=== Begin Enclosure ===

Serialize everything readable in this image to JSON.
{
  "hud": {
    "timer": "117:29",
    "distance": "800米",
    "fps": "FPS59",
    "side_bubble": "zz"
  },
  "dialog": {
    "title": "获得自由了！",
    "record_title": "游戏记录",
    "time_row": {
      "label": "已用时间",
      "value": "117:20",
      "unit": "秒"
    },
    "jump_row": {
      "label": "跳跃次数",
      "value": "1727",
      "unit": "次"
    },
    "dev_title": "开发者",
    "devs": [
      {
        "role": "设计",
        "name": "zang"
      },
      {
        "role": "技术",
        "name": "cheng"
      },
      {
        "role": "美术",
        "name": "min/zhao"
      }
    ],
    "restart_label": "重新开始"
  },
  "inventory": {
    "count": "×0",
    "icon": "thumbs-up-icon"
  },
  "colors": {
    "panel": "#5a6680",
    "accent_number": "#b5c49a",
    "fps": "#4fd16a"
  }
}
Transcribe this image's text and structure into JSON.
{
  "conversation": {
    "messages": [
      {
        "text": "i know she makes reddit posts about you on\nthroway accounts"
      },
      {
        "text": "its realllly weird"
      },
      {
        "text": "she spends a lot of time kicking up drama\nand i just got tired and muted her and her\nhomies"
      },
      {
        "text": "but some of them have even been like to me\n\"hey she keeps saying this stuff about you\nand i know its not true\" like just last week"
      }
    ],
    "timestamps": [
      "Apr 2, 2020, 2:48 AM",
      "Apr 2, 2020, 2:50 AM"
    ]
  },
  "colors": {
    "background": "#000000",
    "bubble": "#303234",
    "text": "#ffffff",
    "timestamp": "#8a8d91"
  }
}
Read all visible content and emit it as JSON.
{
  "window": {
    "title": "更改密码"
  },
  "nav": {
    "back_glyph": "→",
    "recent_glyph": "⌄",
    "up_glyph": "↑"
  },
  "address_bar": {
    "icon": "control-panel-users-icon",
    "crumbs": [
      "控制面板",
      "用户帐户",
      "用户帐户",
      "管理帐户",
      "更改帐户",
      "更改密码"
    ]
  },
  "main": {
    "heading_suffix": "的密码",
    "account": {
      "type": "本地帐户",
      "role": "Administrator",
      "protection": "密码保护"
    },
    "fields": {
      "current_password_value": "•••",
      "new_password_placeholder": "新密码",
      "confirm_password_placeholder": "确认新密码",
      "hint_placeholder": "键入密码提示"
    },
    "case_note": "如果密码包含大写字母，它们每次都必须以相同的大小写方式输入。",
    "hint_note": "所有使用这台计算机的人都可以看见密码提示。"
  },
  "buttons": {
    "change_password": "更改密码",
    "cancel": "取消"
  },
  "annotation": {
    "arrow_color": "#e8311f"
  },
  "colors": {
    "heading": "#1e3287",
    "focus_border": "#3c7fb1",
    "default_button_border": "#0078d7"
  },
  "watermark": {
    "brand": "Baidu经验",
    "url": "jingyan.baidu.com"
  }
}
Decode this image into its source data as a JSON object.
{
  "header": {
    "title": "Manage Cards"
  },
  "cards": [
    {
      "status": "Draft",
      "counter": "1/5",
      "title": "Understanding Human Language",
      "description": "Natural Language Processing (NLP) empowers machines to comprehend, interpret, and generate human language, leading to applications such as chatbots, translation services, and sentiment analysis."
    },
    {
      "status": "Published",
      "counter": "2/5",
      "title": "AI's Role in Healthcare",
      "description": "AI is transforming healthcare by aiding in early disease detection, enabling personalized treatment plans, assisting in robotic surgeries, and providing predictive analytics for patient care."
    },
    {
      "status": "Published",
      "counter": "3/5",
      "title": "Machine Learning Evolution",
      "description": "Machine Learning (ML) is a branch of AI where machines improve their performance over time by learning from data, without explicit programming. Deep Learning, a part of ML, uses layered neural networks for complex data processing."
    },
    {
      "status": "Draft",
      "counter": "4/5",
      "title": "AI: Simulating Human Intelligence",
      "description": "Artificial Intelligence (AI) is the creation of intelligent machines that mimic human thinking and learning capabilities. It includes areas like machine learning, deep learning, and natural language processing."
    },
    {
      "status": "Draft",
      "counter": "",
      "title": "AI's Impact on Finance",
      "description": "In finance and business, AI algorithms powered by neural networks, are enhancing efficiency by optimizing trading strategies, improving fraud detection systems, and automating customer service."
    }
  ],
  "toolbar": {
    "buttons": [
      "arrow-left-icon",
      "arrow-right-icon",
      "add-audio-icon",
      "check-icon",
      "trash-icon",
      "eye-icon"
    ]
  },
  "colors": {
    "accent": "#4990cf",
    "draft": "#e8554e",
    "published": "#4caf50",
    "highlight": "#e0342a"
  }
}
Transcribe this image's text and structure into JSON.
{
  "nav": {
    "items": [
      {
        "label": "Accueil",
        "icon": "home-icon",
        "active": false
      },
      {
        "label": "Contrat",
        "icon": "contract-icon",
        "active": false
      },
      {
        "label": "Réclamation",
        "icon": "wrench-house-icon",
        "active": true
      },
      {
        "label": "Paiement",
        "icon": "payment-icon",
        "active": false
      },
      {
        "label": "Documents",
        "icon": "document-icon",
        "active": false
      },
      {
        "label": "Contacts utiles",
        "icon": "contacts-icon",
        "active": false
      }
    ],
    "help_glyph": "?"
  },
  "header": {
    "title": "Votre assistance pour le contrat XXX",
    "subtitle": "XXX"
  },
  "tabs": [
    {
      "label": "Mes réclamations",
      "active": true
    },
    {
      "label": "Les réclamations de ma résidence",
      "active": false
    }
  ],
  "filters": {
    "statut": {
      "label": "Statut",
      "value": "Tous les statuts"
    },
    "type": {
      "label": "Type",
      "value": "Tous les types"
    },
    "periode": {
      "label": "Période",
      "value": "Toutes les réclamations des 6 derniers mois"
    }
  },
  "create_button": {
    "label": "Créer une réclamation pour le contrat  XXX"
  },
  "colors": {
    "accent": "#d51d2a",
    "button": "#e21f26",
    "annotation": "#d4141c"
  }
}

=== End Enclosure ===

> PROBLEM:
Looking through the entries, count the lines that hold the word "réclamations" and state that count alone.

> OUTPUT OF THE TASK:
3